US20110061089 *Sep 9, 2009Mar 10, 2011O'sullivan Patrick JDifferential security policies in email systems
US20110082572 *Oct 6, 2009Apr 7, 2011Ramakrishnan Thyagarajapuram SDistributing Media By Subscription
US20110106283 *Dec 27, 2010May 5, 2011Everhear Partners, Inc.Child's media player with automatic wireless synchronization from content servers with adult management and content creation
US20120331284 *Jun 23, 2011Dec 27, 2012Microsoft CorporationMedia Agnostic, Distributed, and Defendable Data Retention
US20130007446 *Sep 13, 2012Jan 3, 2013Research In Motion LimitedSystem and method for processing certificates located in a certificate search
US20130013919 *Sep 13, 2012Jan 10, 2013Research In Motion LimitedUpdating certificate status in a system and method for processing certificates located in a certificate search
US20130031638 *Jan 30, 2012Jan 31, 2013Aol Inc.Dynamic location of a subordinate user

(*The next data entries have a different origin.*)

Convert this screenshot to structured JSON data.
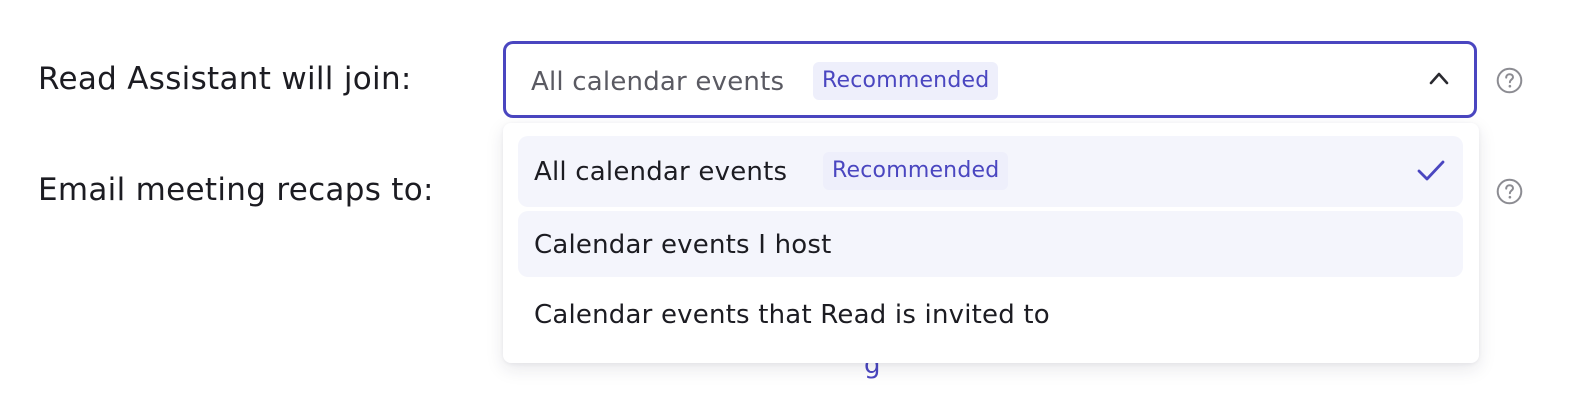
{
  "settings": {
    "join": {
      "label": "Read Assistant will join:",
      "selected_value": "All calendar events",
      "selected_badge": "Recommended"
    },
    "recaps": {
      "label": "Email meeting recaps to:"
    }
  },
  "dropdown": {
    "options": [
      {
        "label": "All calendar events",
        "badge": "Recommended",
        "selected": true
      },
      {
        "label": "Calendar events I host"
      },
      {
        "label": "Calendar events that Read is invited to"
      }
    ]
  },
  "obscured_link_fragment": "g",
  "icons": {
    "help": "question-circle-icon",
    "chevron": "chevron-up-icon",
    "check": "checkmark-icon"
  },
  "colors": {
    "accent": "#4a46c0",
    "badge_bg": "#eeeffb",
    "option_hover_bg": "#f4f5fc",
    "text": "#1c1c22",
    "muted_text": "#5a5a62"
  }
}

US20130117442 *Nov 9, 2012May 9, 2013Eldon Technology LimitedNetwork content monitoring
US20140153447 *Feb 10, 2014Jun 5, 2014Centurylink Intellectual Property LlcSystem and Method for Remote Home Monitoring Utilizing a VoIP Phone
US20140359763 *Jan 31, 2012Dec 4, 2014Chuck A. BlackDetermination of Spoofing of a Unique Machine Identifier
WO2006052837A3 *Nov 4, 2005Jul 26, 2007Locamoda IncA system and method for interactive marketing
WO2010008509A2 *Jul 11, 2009Jan 21, 2010Everhear Partners, Inc.Child's media player with automatic wireless synchronization from content servers with adult management and content creation
WO2010008509A3 *Jul 11, 2009Apr 22, 2010Everhear Partners, Inc.Child's media player with automatic wireless synchronization from content servers with adult management and content creation
Classifications
U.S. Classification713/151
International ClassificationG06F21/00
Cooperative ClassificationG06F21/85, G06F2221/2149, G06F2221/2101, G06F21/6281
European ClassificationG06F21/85, G06F21/62B9
Legal Events
DateCodeEventDescription
Mar 19, 2003ASAssignment
Owner name: INTEL CORPORATION, CALIFORNIA
Free format text: ASSIGNMENT OF ASSIGNORS INTEREST;ASSIGNOR:CLAPPER, EDWARD O.;REEL/FRAME:013894/0565
Effective date: 20030319
Sep 21, 2011FPAYFee payment
Year of fee payment: 4
Jan 13, 2016FPAYFee payment
Year of fee payment: 8